**Try it**: With all images omitted, write out the records word for word.

-------- Records shown --------

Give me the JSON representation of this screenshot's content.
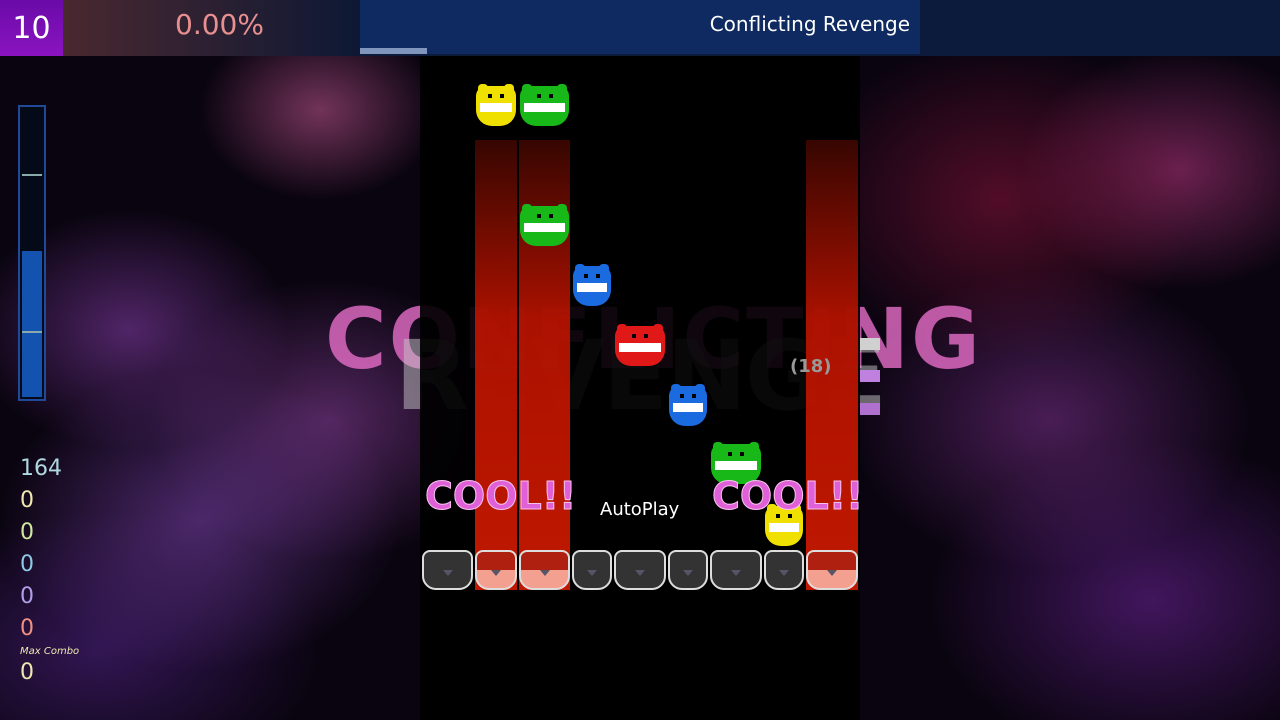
{
  "header": {
    "level": "10",
    "percent": "0.00%",
    "song_title": "Conflicting Revenge",
    "progress": 0.12
  },
  "background_title": {
    "line1": "CONFLICTING",
    "line2": "REVENGE"
  },
  "hp_gauge": {
    "level": 0.5
  },
  "playfield": {
    "judgement_left": "COOL!!",
    "judgement_right": "COOL!!",
    "autoplay": "AutoPlay",
    "combo": "(18)",
    "lanes": 9,
    "pressed_lanes": [
      1,
      2,
      8
    ],
    "notes": [
      {
        "lane": 1,
        "color": "#f0e000"
      },
      {
        "lane": 2,
        "color": "#18b818"
      },
      {
        "lane": 2,
        "color": "#18b818"
      },
      {
        "lane": 3,
        "color": "#1a6ae0"
      },
      {
        "lane": 4,
        "color": "#e01818"
      },
      {
        "lane": 5,
        "color": "#1a6ae0"
      },
      {
        "lane": 6,
        "color": "#18b818"
      },
      {
        "lane": 7,
        "color": "#f0e000"
      }
    ]
  },
  "stats": {
    "values": [
      {
        "v": "164",
        "color": "#b0d8e0"
      },
      {
        "v": "0",
        "color": "#f0e8b0"
      },
      {
        "v": "0",
        "color": "#d0e8a0"
      },
      {
        "v": "0",
        "color": "#90c8e8"
      },
      {
        "v": "0",
        "color": "#b0a0e8"
      },
      {
        "v": "0",
        "color": "#f09080"
      }
    ],
    "max_combo_label": "Max Combo",
    "max_combo": "0"
  }
}
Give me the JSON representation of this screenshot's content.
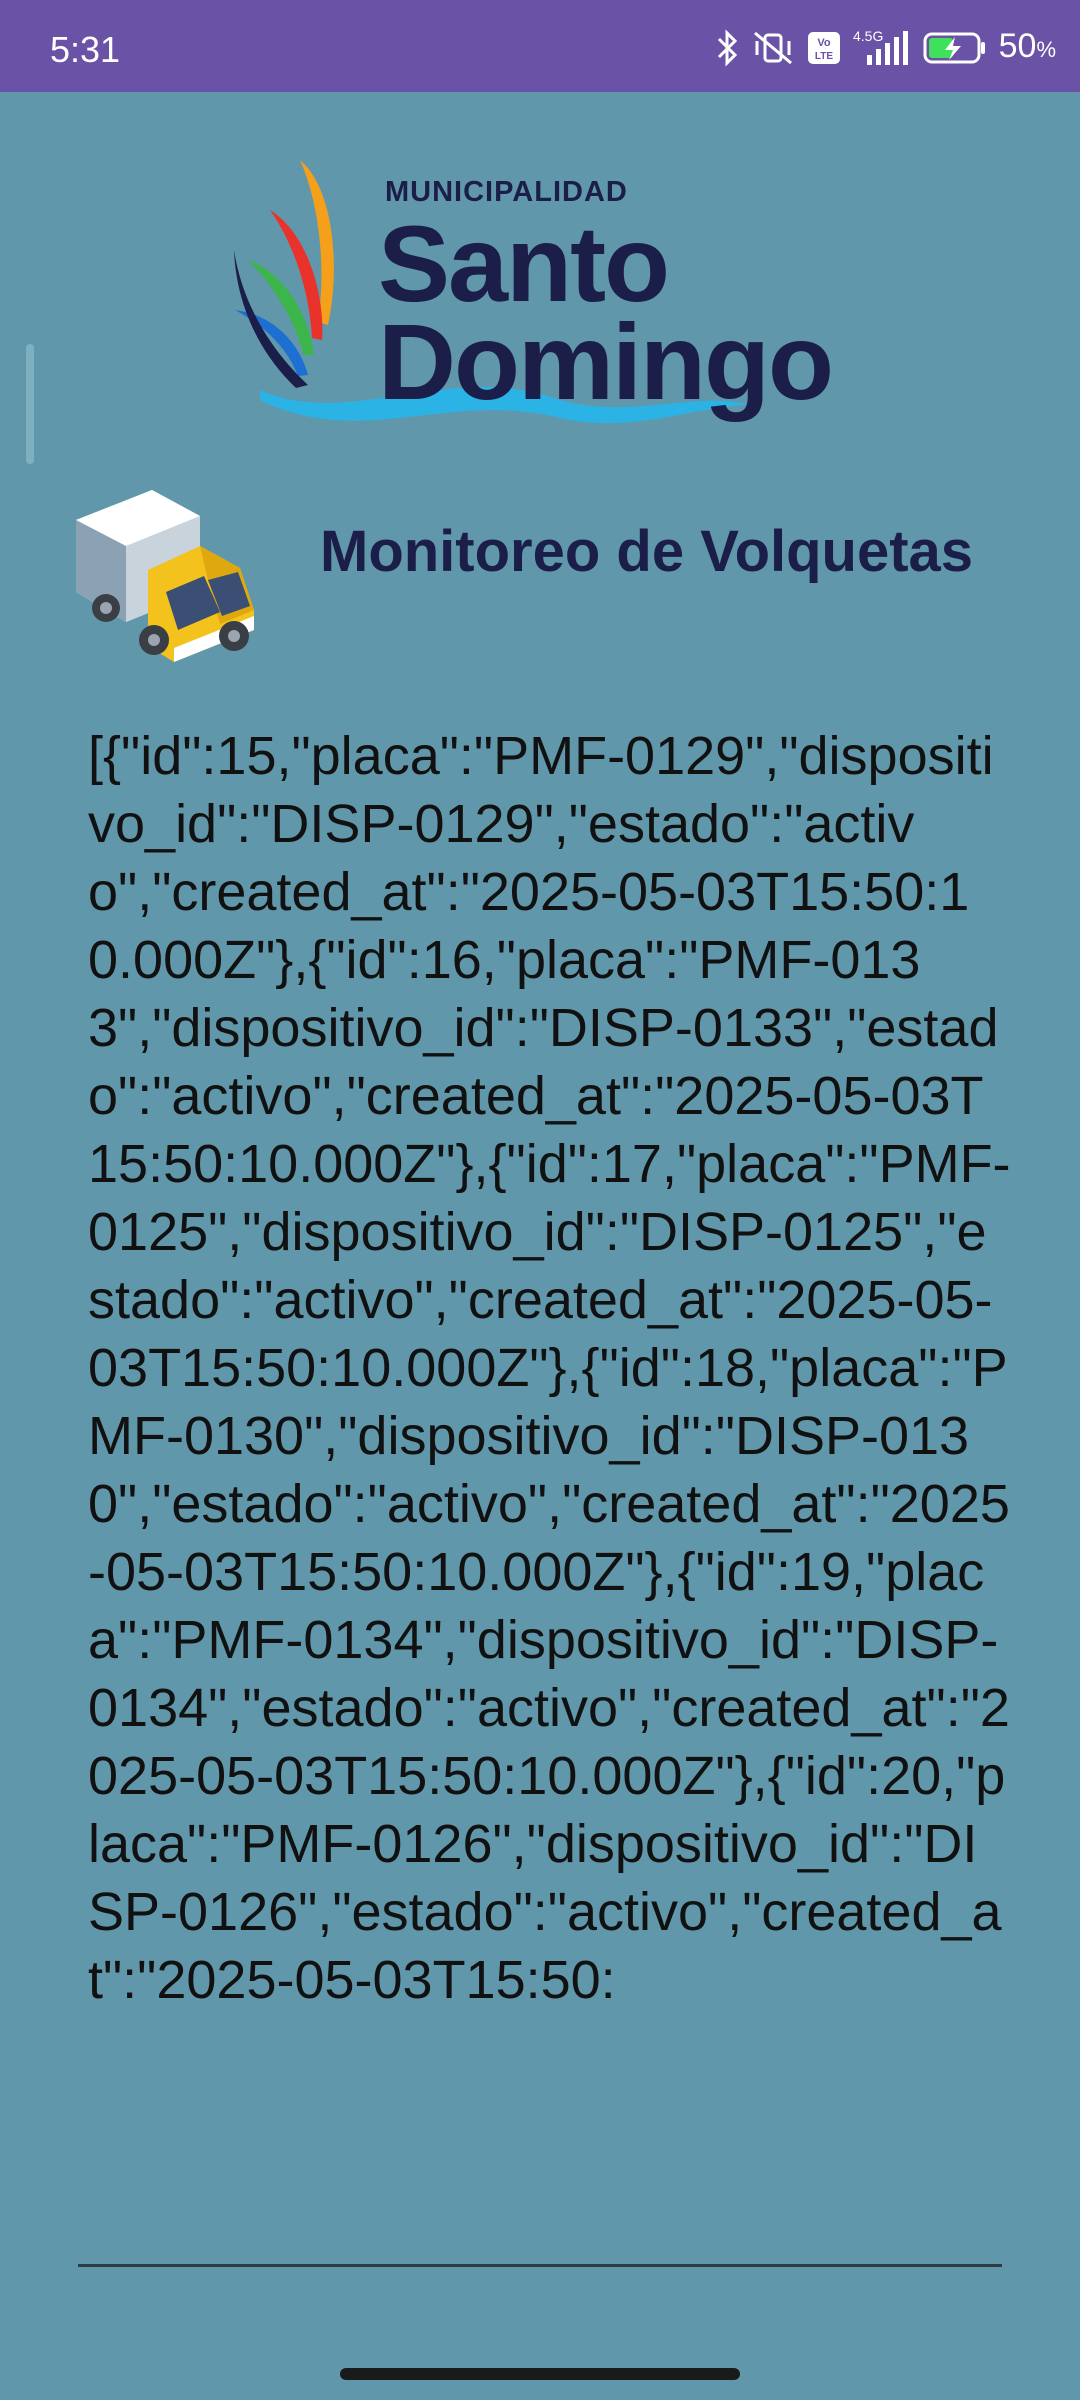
{
  "status_bar": {
    "time": "5:31",
    "network_label": "4.5G",
    "volte_label": "Vo LTE",
    "battery_percent": "50",
    "battery_unit": "%",
    "icons": [
      "bluetooth-icon",
      "vibrate-off-icon",
      "volte-icon",
      "signal-icon",
      "battery-charging-icon"
    ]
  },
  "logo": {
    "top_text": "MUNICIPALIDAD",
    "line1": "Santo",
    "line2": "Domingo",
    "colors": {
      "navy": "#1c1e4a",
      "orange": "#f5a01a",
      "red": "#e8322b",
      "green": "#3cb54a",
      "blue": "#1d6fd1",
      "wave": "#2bb3e6"
    }
  },
  "header": {
    "title": "Monitoreo de Volquetas",
    "icon": "truck-icon"
  },
  "response_text": "[{\"id\":15,\"placa\":\"PMF-0129\",\"dispositivo_id\":\"DISP-0129\",\"estado\":\"activo\",\"created_at\":\"2025-05-03T15:50:10.000Z\"},{\"id\":16,\"placa\":\"PMF-0133\",\"dispositivo_id\":\"DISP-0133\",\"estado\":\"activo\",\"created_at\":\"2025-05-03T15:50:10.000Z\"},{\"id\":17,\"placa\":\"PMF-0125\",\"dispositivo_id\":\"DISP-0125\",\"estado\":\"activo\",\"created_at\":\"2025-05-03T15:50:10.000Z\"},{\"id\":18,\"placa\":\"PMF-0130\",\"dispositivo_id\":\"DISP-0130\",\"estado\":\"activo\",\"created_at\":\"2025-05-03T15:50:10.000Z\"},{\"id\":19,\"placa\":\"PMF-0134\",\"dispositivo_id\":\"DISP-0134\",\"estado\":\"activo\",\"created_at\":\"2025-05-03T15:50:10.000Z\"},{\"id\":20,\"placa\":\"PMF-0126\",\"dispositivo_id\":\"DISP-0126\",\"estado\":\"activo\",\"created_at\":\"2025-05-03T15:50:",
  "colors": {
    "status_bar": "#6a52a6",
    "background": "#6197aa",
    "title": "#1c1e4a"
  }
}
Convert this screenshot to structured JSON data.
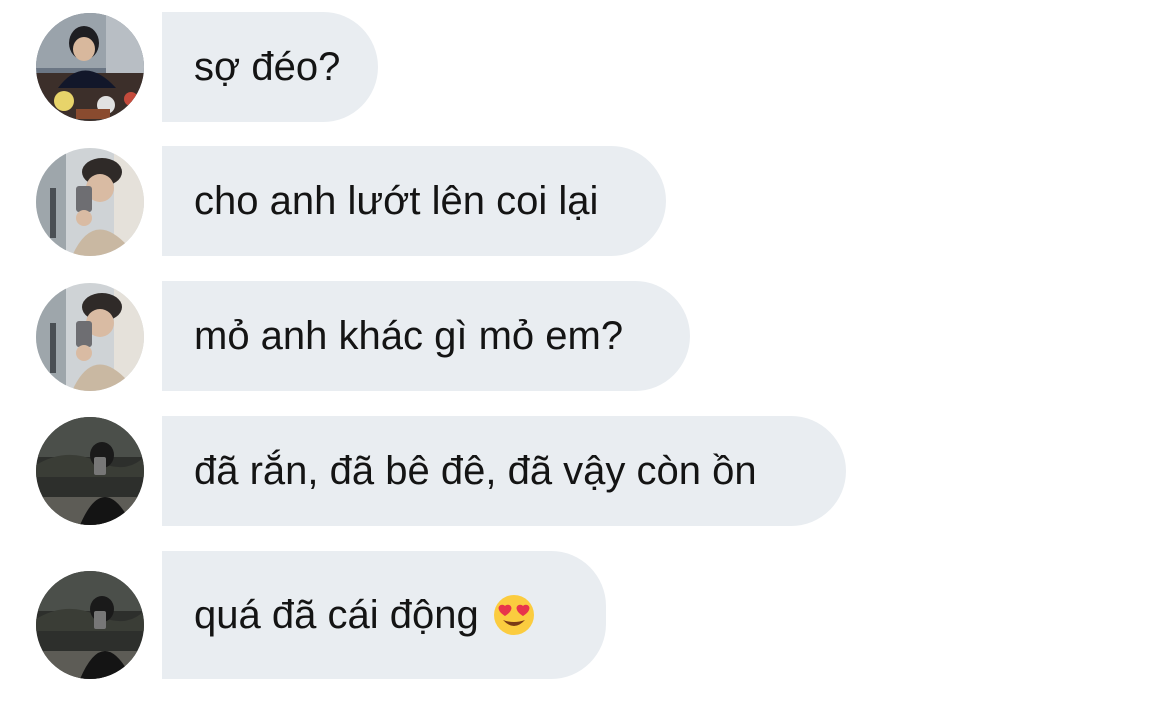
{
  "messages": [
    {
      "text": "sợ đéo?",
      "avatar": "avatar-eating"
    },
    {
      "text": "cho anh lướt lên coi lại",
      "avatar": "avatar-mirror-selfie"
    },
    {
      "text": "mỏ anh khác gì mỏ em?",
      "avatar": "avatar-mirror-selfie"
    },
    {
      "text": "đã rắn, đã bê đê, đã vậy còn ồn",
      "avatar": "avatar-dark-selfie"
    },
    {
      "text": "quá đã cái động",
      "avatar": "avatar-dark-selfie",
      "emoji": "heart-eyes-emoji"
    }
  ],
  "colors": {
    "bubble": "#e9edf1",
    "text": "#141414",
    "background": "#ffffff"
  }
}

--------

**Your response**:
Give me the JSON representation of this screenshot's content.
{
  "header": {
    "level": "10",
    "percent": "0.00%",
    "song_title": "Conflicting Revenge",
    "progress": 0.12
  },
  "background_title": {
    "line1": "CONFLICTING",
    "line2": "REVENGE"
  },
  "hp_gauge": {
    "level": 0.5
  },
  "playfield": {
    "judgement_left": "COOL!!",
    "judgement_right": "COOL!!",
    "autoplay": "AutoPlay",
    "combo": "(18)",
    "lanes": 9,
    "pressed_lanes": [
      1,
      2,
      8
    ],
    "notes": [
      {
        "lane": 1,
        "color": "#f0e000"
      },
      {
        "lane": 2,
        "color": "#18b818"
      },
      {
        "lane": 2,
        "color": "#18b818"
      },
      {
        "lane": 3,
        "color": "#1a6ae0"
      },
      {
        "lane": 4,
        "color": "#e01818"
      },
      {
        "lane": 5,
        "color": "#1a6ae0"
      },
      {
        "lane": 6,
        "color": "#18b818"
      },
      {
        "lane": 7,
        "color": "#f0e000"
      }
    ]
  },
  "stats": {
    "values": [
      {
        "v": "164",
        "color": "#b0d8e0"
      },
      {
        "v": "0",
        "color": "#f0e8b0"
      },
      {
        "v": "0",
        "color": "#d0e8a0"
      },
      {
        "v": "0",
        "color": "#90c8e8"
      },
      {
        "v": "0",
        "color": "#b0a0e8"
      },
      {
        "v": "0",
        "color": "#f09080"
      }
    ],
    "max_combo_label": "Max Combo",
    "max_combo": "0"
  }
}
Give me the JSON representation of this screenshot's content.
{
  "status_bar": {
    "time": "5:31",
    "network_label": "4.5G",
    "volte_label": "Vo LTE",
    "battery_percent": "50",
    "battery_unit": "%",
    "icons": [
      "bluetooth-icon",
      "vibrate-off-icon",
      "volte-icon",
      "signal-icon",
      "battery-charging-icon"
    ]
  },
  "logo": {
    "top_text": "MUNICIPALIDAD",
    "line1": "Santo",
    "line2": "Domingo",
    "colors": {
      "navy": "#1c1e4a",
      "orange": "#f5a01a",
      "red": "#e8322b",
      "green": "#3cb54a",
      "blue": "#1d6fd1",
      "wave": "#2bb3e6"
    }
  },
  "header": {
    "title": "Monitoreo de Volquetas",
    "icon": "truck-icon"
  },
  "response_text": "[{\"id\":15,\"placa\":\"PMF-0129\",\"dispositivo_id\":\"DISP-0129\",\"estado\":\"activo\",\"created_at\":\"2025-05-03T15:50:10.000Z\"},{\"id\":16,\"placa\":\"PMF-0133\",\"dispositivo_id\":\"DISP-0133\",\"estado\":\"activo\",\"created_at\":\"2025-05-03T15:50:10.000Z\"},{\"id\":17,\"placa\":\"PMF-0125\",\"dispositivo_id\":\"DISP-0125\",\"estado\":\"activo\",\"created_at\":\"2025-05-03T15:50:10.000Z\"},{\"id\":18,\"placa\":\"PMF-0130\",\"dispositivo_id\":\"DISP-0130\",\"estado\":\"activo\",\"created_at\":\"2025-05-03T15:50:10.000Z\"},{\"id\":19,\"placa\":\"PMF-0134\",\"dispositivo_id\":\"DISP-0134\",\"estado\":\"activo\",\"created_at\":\"2025-05-03T15:50:10.000Z\"},{\"id\":20,\"placa\":\"PMF-0126\",\"dispositivo_id\":\"DISP-0126\",\"estado\":\"activo\",\"created_at\":\"2025-05-03T15:50:",
  "colors": {
    "status_bar": "#6a52a6",
    "background": "#6197aa",
    "title": "#1c1e4a"
  }
}
Convert this screenshot to structured JSON data.
{
  "messages": [
    {
      "text": "sợ đéo?",
      "avatar": "avatar-eating"
    },
    {
      "text": "cho anh lướt lên coi lại",
      "avatar": "avatar-mirror-selfie"
    },
    {
      "text": "mỏ anh khác gì mỏ em?",
      "avatar": "avatar-mirror-selfie"
    },
    {
      "text": "đã rắn, đã bê đê, đã vậy còn ồn",
      "avatar": "avatar-dark-selfie"
    },
    {
      "text": "quá đã cái động",
      "avatar": "avatar-dark-selfie",
      "emoji": "heart-eyes-emoji"
    }
  ],
  "colors": {
    "bubble": "#e9edf1",
    "text": "#141414",
    "background": "#ffffff"
  }
}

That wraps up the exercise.